After a waterflood the oil saturation is (close to) the irreducible oil saturation, wherein oil in a porous medium is dispersed over the pore network in unconnected droplets due to snap off. In a chemical flood, the surfactant reduces oil-water interfacial tension and liberates the trapped oil droplets. These mobilised droplets coalesce into a greater body of oil, the oil bank. The surfactant-polymer and polymer slugs, with relatively high viscosity, act as displacing agents with piston-like displacement in an ideal scenario.
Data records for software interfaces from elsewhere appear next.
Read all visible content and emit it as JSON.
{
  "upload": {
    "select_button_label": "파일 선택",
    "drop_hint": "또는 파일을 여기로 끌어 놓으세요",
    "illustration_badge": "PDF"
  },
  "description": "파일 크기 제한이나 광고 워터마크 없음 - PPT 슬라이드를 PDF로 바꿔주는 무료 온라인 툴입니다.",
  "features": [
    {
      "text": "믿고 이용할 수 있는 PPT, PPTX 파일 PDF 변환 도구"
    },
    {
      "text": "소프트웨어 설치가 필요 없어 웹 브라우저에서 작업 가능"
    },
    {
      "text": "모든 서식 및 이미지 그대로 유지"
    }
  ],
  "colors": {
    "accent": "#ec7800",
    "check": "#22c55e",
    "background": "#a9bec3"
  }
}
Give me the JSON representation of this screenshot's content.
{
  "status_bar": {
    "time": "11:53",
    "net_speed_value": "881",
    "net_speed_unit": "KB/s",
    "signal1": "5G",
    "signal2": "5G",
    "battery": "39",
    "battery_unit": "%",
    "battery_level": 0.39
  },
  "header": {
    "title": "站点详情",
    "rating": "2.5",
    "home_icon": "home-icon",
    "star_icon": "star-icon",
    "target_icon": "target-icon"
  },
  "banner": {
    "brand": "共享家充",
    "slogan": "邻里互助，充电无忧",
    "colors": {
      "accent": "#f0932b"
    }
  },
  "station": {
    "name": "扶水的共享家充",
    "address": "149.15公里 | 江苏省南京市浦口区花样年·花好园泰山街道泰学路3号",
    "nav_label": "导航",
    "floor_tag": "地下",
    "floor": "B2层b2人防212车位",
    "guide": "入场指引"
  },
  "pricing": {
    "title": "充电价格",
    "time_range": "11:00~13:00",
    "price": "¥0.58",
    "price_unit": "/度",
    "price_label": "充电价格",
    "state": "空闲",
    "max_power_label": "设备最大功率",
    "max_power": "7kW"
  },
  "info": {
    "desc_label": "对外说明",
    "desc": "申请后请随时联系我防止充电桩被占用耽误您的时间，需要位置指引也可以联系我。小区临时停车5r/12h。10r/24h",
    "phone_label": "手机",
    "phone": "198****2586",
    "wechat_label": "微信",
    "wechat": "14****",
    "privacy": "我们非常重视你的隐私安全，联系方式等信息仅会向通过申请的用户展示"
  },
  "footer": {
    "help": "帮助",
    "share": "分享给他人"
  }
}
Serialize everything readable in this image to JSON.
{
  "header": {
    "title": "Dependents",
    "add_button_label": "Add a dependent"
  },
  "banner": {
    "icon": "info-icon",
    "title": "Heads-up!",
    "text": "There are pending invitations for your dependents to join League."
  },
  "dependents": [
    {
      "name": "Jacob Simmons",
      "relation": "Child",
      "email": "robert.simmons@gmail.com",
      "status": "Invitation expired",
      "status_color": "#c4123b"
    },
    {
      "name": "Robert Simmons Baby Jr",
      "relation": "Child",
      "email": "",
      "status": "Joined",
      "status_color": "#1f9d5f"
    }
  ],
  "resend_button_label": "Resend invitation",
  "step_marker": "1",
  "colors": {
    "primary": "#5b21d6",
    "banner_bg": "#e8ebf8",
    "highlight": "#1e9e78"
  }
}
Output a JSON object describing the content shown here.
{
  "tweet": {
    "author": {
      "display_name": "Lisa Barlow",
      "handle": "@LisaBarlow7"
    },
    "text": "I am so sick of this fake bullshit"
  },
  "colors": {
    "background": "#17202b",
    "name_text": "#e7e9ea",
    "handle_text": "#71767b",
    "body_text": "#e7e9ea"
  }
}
In this study, these oil banks are studied in core flood experiments using Fontainebleau sandstone cores of varying lengths and one 1m Bentheimer Sandstone core. In these core floods the effects of certain parameters on the oil bank behaviour are examined. The parameters range from rock properties such as permeability and core length, to fluid properties such as optimality of the surfactant to viscosity of the surfactant-polymer and polymer.